[Dataset rows describing interfaces]
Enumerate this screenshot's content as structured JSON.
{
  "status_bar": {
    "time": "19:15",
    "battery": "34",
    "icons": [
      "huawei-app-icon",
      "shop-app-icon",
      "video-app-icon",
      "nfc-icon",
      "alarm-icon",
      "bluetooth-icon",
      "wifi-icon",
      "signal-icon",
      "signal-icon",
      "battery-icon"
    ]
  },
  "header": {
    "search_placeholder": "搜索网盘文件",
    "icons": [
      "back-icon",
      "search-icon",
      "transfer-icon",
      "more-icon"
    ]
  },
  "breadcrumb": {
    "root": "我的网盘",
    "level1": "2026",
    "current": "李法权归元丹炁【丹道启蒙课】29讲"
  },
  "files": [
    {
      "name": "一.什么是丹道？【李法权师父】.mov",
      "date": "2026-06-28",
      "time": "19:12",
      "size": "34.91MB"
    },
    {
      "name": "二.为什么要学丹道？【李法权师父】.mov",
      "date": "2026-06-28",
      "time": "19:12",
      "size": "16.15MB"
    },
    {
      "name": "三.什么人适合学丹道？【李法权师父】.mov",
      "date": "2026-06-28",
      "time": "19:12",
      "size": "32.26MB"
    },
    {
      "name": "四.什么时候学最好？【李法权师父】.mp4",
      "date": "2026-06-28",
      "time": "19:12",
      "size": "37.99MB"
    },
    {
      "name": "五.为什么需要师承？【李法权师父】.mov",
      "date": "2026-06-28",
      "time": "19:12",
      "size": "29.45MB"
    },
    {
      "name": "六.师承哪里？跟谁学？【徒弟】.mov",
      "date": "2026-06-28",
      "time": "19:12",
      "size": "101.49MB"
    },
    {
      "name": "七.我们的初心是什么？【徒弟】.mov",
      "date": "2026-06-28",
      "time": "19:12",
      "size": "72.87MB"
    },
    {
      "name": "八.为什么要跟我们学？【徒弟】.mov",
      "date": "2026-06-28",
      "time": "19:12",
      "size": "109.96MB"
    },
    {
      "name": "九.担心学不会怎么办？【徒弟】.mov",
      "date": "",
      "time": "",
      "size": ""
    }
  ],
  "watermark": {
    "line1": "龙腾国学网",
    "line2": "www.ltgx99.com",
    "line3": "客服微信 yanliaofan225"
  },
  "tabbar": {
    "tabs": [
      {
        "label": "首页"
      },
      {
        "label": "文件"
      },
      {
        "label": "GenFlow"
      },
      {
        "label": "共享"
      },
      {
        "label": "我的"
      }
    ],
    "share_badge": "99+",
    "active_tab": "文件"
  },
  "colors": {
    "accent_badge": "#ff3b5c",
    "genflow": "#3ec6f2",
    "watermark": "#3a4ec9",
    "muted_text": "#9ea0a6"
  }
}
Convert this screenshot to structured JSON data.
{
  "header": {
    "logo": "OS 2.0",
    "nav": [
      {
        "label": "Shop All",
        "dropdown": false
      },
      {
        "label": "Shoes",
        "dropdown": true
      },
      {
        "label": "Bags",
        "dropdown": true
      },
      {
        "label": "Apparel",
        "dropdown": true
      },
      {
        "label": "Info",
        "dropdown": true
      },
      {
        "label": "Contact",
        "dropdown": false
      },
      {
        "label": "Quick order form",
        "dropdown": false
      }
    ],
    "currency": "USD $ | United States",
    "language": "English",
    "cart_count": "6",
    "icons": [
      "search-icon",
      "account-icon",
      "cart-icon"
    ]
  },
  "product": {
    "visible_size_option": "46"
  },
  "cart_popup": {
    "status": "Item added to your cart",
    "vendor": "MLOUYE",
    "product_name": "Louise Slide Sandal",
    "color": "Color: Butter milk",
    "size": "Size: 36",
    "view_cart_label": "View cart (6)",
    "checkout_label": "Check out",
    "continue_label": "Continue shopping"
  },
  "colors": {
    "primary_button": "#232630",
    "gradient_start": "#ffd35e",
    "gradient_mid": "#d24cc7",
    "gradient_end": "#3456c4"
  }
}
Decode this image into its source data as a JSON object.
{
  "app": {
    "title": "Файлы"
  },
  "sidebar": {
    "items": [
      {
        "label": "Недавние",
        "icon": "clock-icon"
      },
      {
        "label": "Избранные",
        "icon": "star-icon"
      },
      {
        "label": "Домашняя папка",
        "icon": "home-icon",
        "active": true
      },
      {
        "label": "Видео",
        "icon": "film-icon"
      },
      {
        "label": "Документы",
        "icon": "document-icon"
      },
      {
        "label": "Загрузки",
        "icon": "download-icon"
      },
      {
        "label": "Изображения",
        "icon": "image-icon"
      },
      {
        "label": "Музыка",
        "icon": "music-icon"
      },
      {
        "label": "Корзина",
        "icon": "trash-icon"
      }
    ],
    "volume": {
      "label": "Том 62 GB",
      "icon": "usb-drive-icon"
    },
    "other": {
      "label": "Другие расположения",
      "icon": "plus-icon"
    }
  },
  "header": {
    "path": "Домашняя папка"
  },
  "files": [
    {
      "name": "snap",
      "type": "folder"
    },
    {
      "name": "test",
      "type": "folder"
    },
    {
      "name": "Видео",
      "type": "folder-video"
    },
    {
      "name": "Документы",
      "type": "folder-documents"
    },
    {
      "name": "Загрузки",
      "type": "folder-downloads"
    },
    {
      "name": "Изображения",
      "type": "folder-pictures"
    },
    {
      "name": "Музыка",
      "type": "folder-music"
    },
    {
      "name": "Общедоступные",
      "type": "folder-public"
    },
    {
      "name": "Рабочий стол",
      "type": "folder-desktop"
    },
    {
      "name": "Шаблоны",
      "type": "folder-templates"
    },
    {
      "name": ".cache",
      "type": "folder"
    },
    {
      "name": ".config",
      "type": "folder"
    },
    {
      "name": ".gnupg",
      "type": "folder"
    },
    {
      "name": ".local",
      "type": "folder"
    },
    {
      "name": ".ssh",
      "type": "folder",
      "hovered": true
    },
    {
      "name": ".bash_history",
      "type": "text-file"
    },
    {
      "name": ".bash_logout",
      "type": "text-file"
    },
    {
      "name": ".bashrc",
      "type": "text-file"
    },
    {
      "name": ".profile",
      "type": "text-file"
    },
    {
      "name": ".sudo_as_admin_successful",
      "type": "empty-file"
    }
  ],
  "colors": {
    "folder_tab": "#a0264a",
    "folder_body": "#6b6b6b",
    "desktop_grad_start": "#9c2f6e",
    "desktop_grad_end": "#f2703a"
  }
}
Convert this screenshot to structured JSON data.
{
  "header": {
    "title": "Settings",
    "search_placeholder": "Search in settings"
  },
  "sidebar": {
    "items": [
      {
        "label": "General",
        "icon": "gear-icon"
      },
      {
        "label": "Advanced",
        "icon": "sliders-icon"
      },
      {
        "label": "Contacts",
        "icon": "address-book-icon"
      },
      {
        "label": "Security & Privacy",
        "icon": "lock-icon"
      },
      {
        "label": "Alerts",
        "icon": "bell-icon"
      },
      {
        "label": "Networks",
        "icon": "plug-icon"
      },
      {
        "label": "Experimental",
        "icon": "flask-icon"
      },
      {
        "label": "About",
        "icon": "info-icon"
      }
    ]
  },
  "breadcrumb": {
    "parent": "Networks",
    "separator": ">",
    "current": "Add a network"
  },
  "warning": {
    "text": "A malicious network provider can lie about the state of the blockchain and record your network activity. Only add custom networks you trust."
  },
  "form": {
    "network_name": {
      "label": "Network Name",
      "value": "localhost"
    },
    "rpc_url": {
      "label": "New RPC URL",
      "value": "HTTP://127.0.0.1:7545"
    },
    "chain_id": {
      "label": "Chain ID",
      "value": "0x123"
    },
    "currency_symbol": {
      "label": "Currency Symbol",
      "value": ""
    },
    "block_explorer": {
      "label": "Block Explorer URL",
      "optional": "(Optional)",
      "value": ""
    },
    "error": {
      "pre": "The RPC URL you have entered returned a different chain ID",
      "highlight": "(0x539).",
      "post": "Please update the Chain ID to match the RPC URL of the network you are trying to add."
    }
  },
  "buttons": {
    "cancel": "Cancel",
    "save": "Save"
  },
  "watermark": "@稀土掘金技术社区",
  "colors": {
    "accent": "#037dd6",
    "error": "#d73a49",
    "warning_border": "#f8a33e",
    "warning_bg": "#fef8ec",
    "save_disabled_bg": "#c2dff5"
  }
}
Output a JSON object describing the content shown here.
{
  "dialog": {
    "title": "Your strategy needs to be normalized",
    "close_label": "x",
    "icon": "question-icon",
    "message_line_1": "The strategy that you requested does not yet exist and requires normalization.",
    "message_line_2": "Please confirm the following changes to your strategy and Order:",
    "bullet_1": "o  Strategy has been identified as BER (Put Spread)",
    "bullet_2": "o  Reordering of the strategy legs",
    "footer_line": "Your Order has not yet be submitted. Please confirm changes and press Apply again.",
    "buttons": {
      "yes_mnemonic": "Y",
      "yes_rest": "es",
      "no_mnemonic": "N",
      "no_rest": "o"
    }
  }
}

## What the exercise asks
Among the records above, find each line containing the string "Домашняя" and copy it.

## Result
        "label": "Домашняя папка",
    "path": "Домашняя папка"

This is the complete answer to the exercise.